But in several speeches since Iraq's Aug. 2 invasion of Kuwait plunged the region into the danger of war, Saddam seems to have gone beyond respectful gestures for the devout. Since the crisis began, he has, on several occasions, sought to arouse the dark strains of popular Islamic rage against his enemies by presenting himself as a protector of the faith.
"This is completely contrary to Baath Party principles," said a diplomat from a Moslem country. "But he thinks that if he can present the case as a conflict between Moslems and Christians, he can have more support. When you are cornered, you don't hestitate to use any means."

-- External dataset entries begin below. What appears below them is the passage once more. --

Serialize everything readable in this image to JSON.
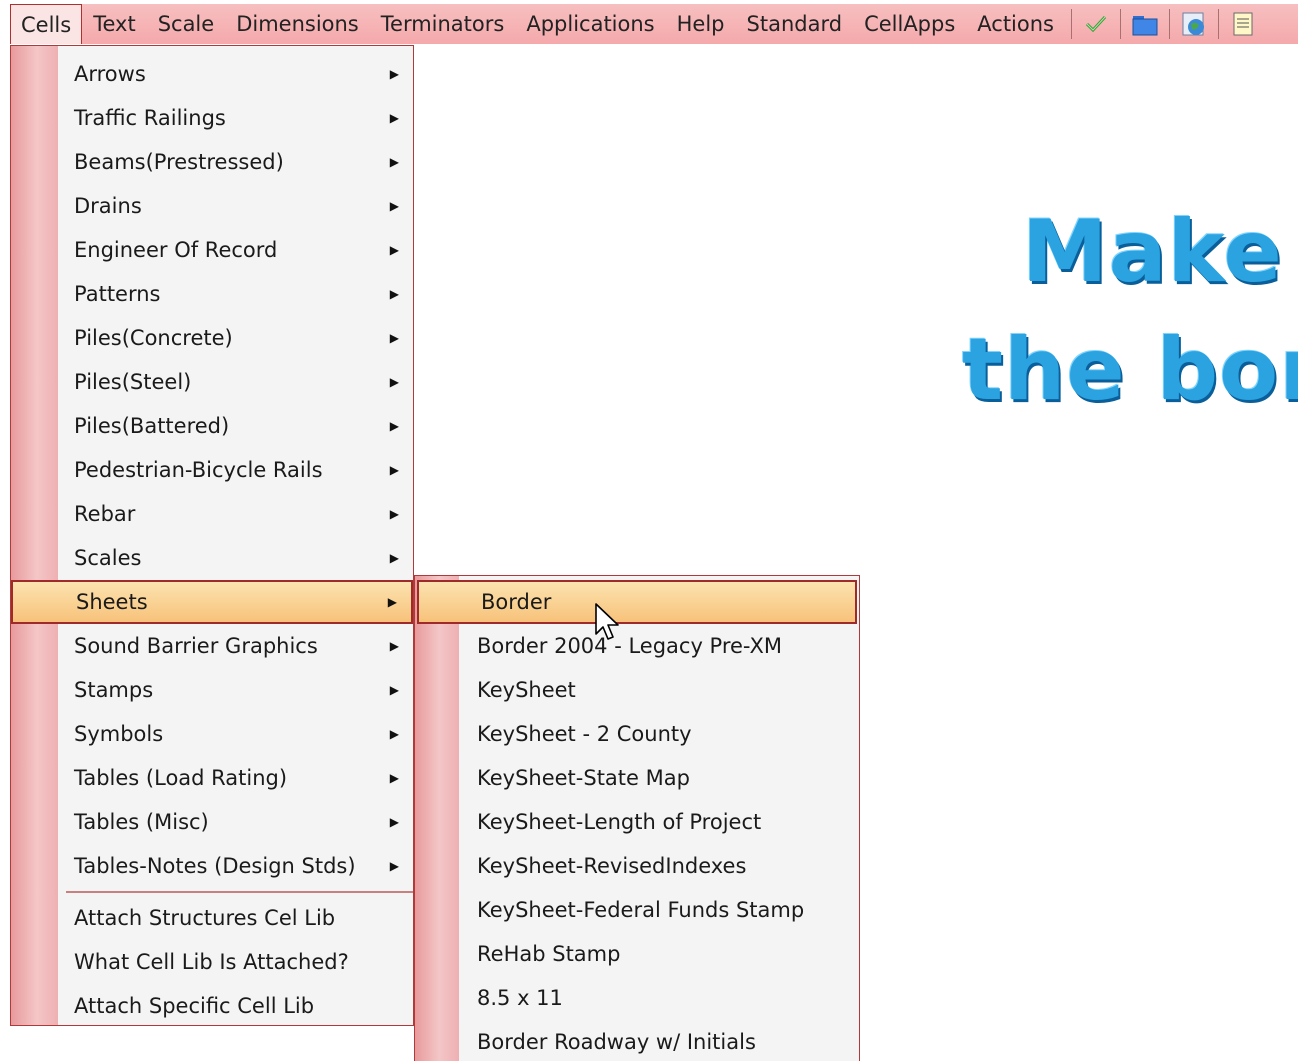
{
  "menubar": {
    "items": [
      "Cells",
      "Text",
      "Scale",
      "Dimensions",
      "Terminators",
      "Applications",
      "Help",
      "Standard",
      "CellApps",
      "Actions"
    ],
    "icons": [
      "checkmark-icon",
      "folder-icon",
      "globe-icon",
      "notepad-icon"
    ]
  },
  "cells_menu": {
    "items": [
      {
        "label": "Arrows",
        "submenu": true
      },
      {
        "label": "Traffic Railings",
        "submenu": true
      },
      {
        "label": "Beams(Prestressed)",
        "submenu": true
      },
      {
        "label": "Drains",
        "submenu": true
      },
      {
        "label": "Engineer Of Record",
        "submenu": true
      },
      {
        "label": "Patterns",
        "submenu": true
      },
      {
        "label": "Piles(Concrete)",
        "submenu": true
      },
      {
        "label": "Piles(Steel)",
        "submenu": true
      },
      {
        "label": "Piles(Battered)",
        "submenu": true
      },
      {
        "label": "Pedestrian-Bicycle Rails",
        "submenu": true
      },
      {
        "label": "Rebar",
        "submenu": true
      },
      {
        "label": "Scales",
        "submenu": true
      },
      {
        "label": "Sheets",
        "submenu": true,
        "highlighted": true
      },
      {
        "label": "Sound Barrier Graphics",
        "submenu": true
      },
      {
        "label": "Stamps",
        "submenu": true
      },
      {
        "label": "Symbols",
        "submenu": true
      },
      {
        "label": "Tables (Load Rating)",
        "submenu": true
      },
      {
        "label": "Tables (Misc)",
        "submenu": true
      },
      {
        "label": "Tables-Notes (Design Stds)",
        "submenu": true
      }
    ],
    "actions": [
      "Attach Structures Cel Lib",
      "What Cell Lib Is Attached?",
      "Attach Specific Cell Lib"
    ]
  },
  "sheets_menu": {
    "items": [
      {
        "label": "Border",
        "highlighted": true
      },
      {
        "label": "Border 2004 - Legacy Pre-XM"
      },
      {
        "label": "KeySheet"
      },
      {
        "label": "KeySheet - 2 County"
      },
      {
        "label": "KeySheet-State Map"
      },
      {
        "label": "KeySheet-Length of Project"
      },
      {
        "label": "KeySheet-RevisedIndexes"
      },
      {
        "label": "KeySheet-Federal Funds Stamp"
      },
      {
        "label": "ReHab Stamp"
      },
      {
        "label": "8.5 x 11"
      },
      {
        "label": "Border Roadway w/ Initials"
      }
    ]
  },
  "background_text": {
    "line1": "Make",
    "line2": "the bor"
  },
  "colors": {
    "menubar": "#f5a9ab",
    "highlight": "#f7c27a",
    "big_text": "#2aa3e0"
  }
}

Some diplomats here have speculated that Saddam also has decided on the Islamic tactics as a lure for Iran. Alongside his religious appeal to Moslems, Saddam has presented Iraq as an Arab nationalist champion against Western imperialism, saying the Palestinian struggle also is at stake in the gulf. The U.S. military presence in Saudi Arabia has been depicted as a return of British colonial rule that held sway in the region for half of this century and whose heritage has contributed to many conflicts here since independence.
These traces of colonialism will be expunged from the region in the coming battle led by Iraq, Saddam predicted Wednesday night.
"Jerusalem will return after that, free and Arab," he pledged, "as the center of faith and the faithful. And Palestine will be liberated from the Zionist yoke. And a sun that never sets will shine on Arabs and the Islamic nation."